The opportunistic teacher who embraces the leisure interests of his pupils in the hope of leading them to higher things is as frequently unsympathetic to the really valuable qualities of popular culture as his colleague who remains resolutely hostile. A true training in discrimination is concerned with pleasure.
Dallas W. Smythe was a professor, activist and economist who explored the field of communications and mass media. He served as the economist for the FCC during and after World War II, at a time when the agency was trying to ensure broad public access to television and telephone service. Before moving to Canada in 1963, when his political activism was under scrutiny by J. Edgar Hoover’s FBI during the Cuban missile crisis, he taught communication research at the University of Illinois Institute of Communication Research (ICR), which had been established by Wilbur Schramm in 1948. These, he worked along Herbert Schiller, whose work explored the rise of cultural imperialism as the United States exported its mass media entertainment abroad.
Smythe introduced the idea that, in modern media systems, “the audience is the product.” He developed the idea that audiences are a type of commodity that is produced, sold, distributed and consumed. Applying Marxist analysis to daily life, he observed that even when workers are not working, their leisure activity is commodified through advertising. By using media and viewing advertising, workers end up participating in capitalism even when they’re relaxing at home (Smythe, 1977).
In one essay, Smythe comments on A. J. Liebling’s famous aphorism that media’s nonadvertising content is the “free lunch” that’s never really free. He writes:
As with the hors d’oeuvres or potato chips and peanuts given to the customers of the pub, bar, or cocktail lounge, the function of the free lunch is to whet the appetite. In this case, to whet the prospective audience members’ appetites and thus (1) attract and keep them attending to the program, newspaper, or magazine; (2) cultivate a mood conducive to favorable reaction to the advertisers’ explicit and implicit messages. In the policy of the mass media, the characteristics of the free lunch must always be subordinated to those of the formal advertisements, because the purpose of the mass media is to produce audiences to sell to the advertisers (Smythe, 1981, p. 242).

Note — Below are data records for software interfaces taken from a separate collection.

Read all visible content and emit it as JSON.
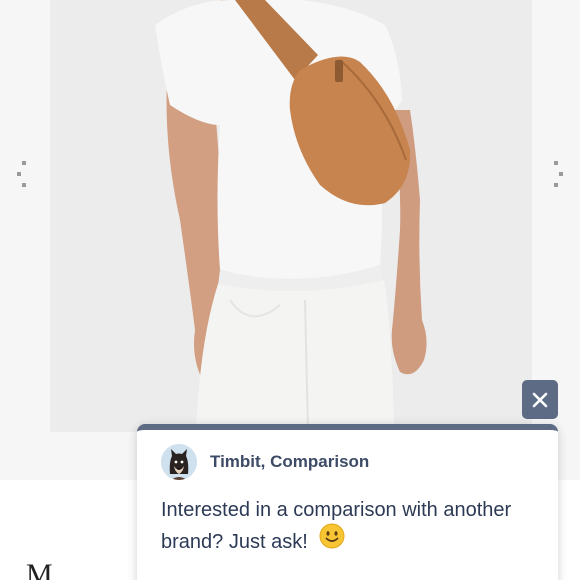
{
  "product": {
    "image_subject": "tan leather hip pack worn crossbody"
  },
  "gallery": {
    "prev_icon": "dotted-chevron-left-icon",
    "next_icon": "dotted-chevron-right-icon"
  },
  "chat": {
    "close_icon": "close-icon",
    "sender": "Timbit, Comparison",
    "message": "Interested in a comparison with another brand? Just ask!",
    "emoji": "🙂",
    "accent_color": "#5d6b85"
  },
  "below_fold": {
    "title_fragment": "M"
  }
}
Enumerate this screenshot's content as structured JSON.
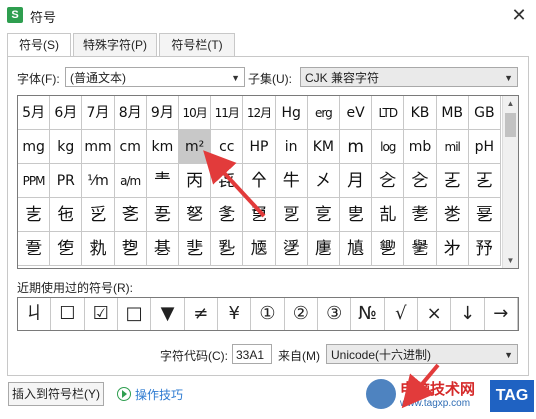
{
  "window": {
    "title": "符号",
    "app_icon": "S"
  },
  "tabs": [
    {
      "label": "符号(S)"
    },
    {
      "label": "特殊字符(P)"
    },
    {
      "label": "符号栏(T)"
    }
  ],
  "font": {
    "label": "字体(F):",
    "value": "(普通文本)"
  },
  "subset": {
    "label": "子集(U):",
    "value": "CJK 兼容字符"
  },
  "symbols": [
    [
      "5月",
      "6月",
      "7月",
      "8月",
      "9月",
      "10月",
      "11月",
      "12月",
      "Hg",
      "erg",
      "eV",
      "LTD",
      "KB",
      "MB",
      "GB"
    ],
    [
      "mg",
      "kg",
      "mm",
      "cm",
      "km",
      "m²",
      "cc",
      "HP",
      "in",
      "KM",
      "m",
      "log",
      "mb",
      "mil",
      "pH"
    ],
    [
      "PPM",
      "PR",
      "⅟m",
      "a/m",
      "龶",
      "丙",
      "㐂",
      "㐃",
      "牛",
      "㐅",
      "月",
      "㐈",
      "㐈",
      "㐉",
      "㐉"
    ],
    [
      "㐊",
      "㐌",
      "㐍",
      "㐎",
      "㐏",
      "㐐",
      "㐑",
      "㐒",
      "㐓",
      "㐔",
      "㐕",
      "㐖",
      "㐗",
      "㐘",
      "㐙"
    ],
    [
      "㐚",
      "㐛",
      "㐜",
      "㐝",
      "㐞",
      "㐟",
      "㐠",
      "㐡",
      "㐢",
      "㐣",
      "㐤",
      "㐥",
      "㐦",
      "㐧",
      "㐨"
    ]
  ],
  "recent": {
    "label": "近期使用过的符号(R):",
    "items": [
      "ㄐ",
      "☐",
      "☑",
      "□",
      "▼",
      "≠",
      "¥",
      "①",
      "②",
      "③",
      "№",
      "√",
      "×",
      "↓",
      "→"
    ]
  },
  "char_code": {
    "label": "字符代码(C):",
    "value": "33A1"
  },
  "from": {
    "label": "来自(M)",
    "value": "Unicode(十六进制)"
  },
  "insert_button": "插入到符号栏(Y)",
  "help_link": "操作技巧",
  "watermark": {
    "title": "电脑技术网",
    "url": "www.tagxp.com",
    "tag": "TAG"
  },
  "colors": {
    "arrow": "#e23b3b",
    "help_link": "#2e7bd1",
    "selected_cell": "#c8c8c8"
  }
}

Smythe demonstrates how, even though people may experience newspapers, magazines, television and radio as “free,” we ultimately pay for media indirectly. As an economist studying mass media, Smythe helped contribute to the emergence of critical cultural studies research in North America by unpacking the political and economic consequences of a media system built upon “selling eyeballs to advertisers.” In this indirect system of payment, advertisers control the content that we consume, ultimately limiting our freedom of choice. He points out that this system supports capitalism by enrolling the communications industry in maintaining the political and economic status quo.
As Smythe predicted, advertising-supported media systems have been very robust over a long period of time, fueling the development and rise of the Internet and social media platforms like Facebook and Google. Today, marketing companies continue to find new ways to saturate every public and private space with advertising and use data supplied by consumers to deliver micro-targeted messages that can be hard to resist.